Business Standard

JP Morgan to study Sakhalin cost overrun

Press Trust Of India  |  New Delhi 
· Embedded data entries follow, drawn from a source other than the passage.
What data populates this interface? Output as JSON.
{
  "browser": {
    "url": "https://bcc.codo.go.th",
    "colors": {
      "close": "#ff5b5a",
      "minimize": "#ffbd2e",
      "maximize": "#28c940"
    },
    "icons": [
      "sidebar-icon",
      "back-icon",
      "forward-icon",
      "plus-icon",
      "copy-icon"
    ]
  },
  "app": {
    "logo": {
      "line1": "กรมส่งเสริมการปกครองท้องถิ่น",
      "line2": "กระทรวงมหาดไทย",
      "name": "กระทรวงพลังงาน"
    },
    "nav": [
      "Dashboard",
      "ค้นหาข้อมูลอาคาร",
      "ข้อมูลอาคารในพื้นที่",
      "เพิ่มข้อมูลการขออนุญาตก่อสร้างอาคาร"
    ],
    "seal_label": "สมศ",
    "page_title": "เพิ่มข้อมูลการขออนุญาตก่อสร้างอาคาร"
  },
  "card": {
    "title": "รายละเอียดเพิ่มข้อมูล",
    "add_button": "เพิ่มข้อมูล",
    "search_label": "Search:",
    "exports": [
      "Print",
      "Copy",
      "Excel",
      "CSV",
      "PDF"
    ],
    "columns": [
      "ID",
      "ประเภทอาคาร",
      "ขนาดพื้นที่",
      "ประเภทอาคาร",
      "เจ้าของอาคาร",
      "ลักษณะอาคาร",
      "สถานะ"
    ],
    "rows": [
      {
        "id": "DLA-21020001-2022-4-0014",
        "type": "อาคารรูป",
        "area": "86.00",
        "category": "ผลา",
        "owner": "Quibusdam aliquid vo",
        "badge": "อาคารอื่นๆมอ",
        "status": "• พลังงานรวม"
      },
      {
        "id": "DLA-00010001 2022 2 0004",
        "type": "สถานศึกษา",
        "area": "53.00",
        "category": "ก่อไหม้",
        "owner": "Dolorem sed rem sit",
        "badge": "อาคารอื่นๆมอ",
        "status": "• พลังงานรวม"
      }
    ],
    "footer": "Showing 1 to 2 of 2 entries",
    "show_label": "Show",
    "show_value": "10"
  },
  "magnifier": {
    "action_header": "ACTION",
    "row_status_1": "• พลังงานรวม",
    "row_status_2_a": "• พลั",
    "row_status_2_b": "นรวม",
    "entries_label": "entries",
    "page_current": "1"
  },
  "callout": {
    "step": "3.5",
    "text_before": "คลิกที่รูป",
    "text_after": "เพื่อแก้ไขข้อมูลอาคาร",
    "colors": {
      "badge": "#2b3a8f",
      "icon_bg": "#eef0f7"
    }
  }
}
ONGC Videsh Ltd is likely to appoint JP Morgan Chase to examine the reasons behind the cost escalation in the $1.74-billion Sakhalin-1 oil and natural gas project, India's largest overseas investment.
An empowered committee of secretaries (ECS) had asked OVL to examine the reasons behind the 45 per cent cost overrun in Sakhalin-1 oil and gas project before allowing more funds to be committed to the development off eastern Russia.
"OVL is hiring JP Morgan Chase to detail the reasons leading to the Exxonmobil-led Sakahlin-1 consortium to ask OVL for an additional $800 million," industry sources said.
Interestingly, JP Morgan was the firm that advised OVL in 2000 to invest $1.74 billion in Sakhalin-1 project and had projected a 10 per cent decrease in capital expenditure.
The committee, comprising secretaries from the ministries of petroleum, law, external affairs and finance, and the Planning Commission, has asked OVL, which has so far invested $921.31 million in the Sakhalin-1 project, to explain why cost escalations of such magnitude have happened in the first place. It also wanted to be sure that no further cost overruns happened.
OVL officials, however, insist that there is only "a very small cost escalation" because the development plan has been revised and oil production estimates jacked up to 250,000 barrels per day from the earlier figure of 200,000 barrels per day.
OVL officials said the cost escalation was due to changes in drilling locations, more local content in contracts, building telecom and airport infrastructure, and providing for 20 per cent contingency money.
Besides bureaucratic hurdles, some environmental curbs had forced the drilling of some wells from on-land points rather than offshore, they said. OVL's $1.74 billion investment included a one-time payment of $225 million premium, past cost of $94.243 million to Rosneft and a $711.2 million loan to Rosneft.
India invested its highest equity abroad in Sakhalin in the hope that it would get about two million tonnes of crude oil each year for 15 years before the field goes on a natural decline and two million tonnes per annum for first five years against its loan to Rosneft.
It would also get 5-8 million cubic metres of gas per day for 15 years and another 5-8 million in the first five years from Rosneft's share.
Though OVL is still confident of the viability of the project, some analysts say the payback period may be longer, extending to not less than 15 years.
The Sakhalin-1 project includes three offshore fields: Chayvo, Odoptu, and Arkutun Dagi. Exxonmobil is the operator with 30 per cent stake, while Japanese consortium Sodeco has another 30 per cent. Affiliates of Rosneft have the remaining 20 per cent.
Sakhalin-1 potential recoverable resources are 2.3 billion barrels oil and 17.3 trillion cubic feet of gas.

First Published: Sat, January 03 2004. 00:00 IST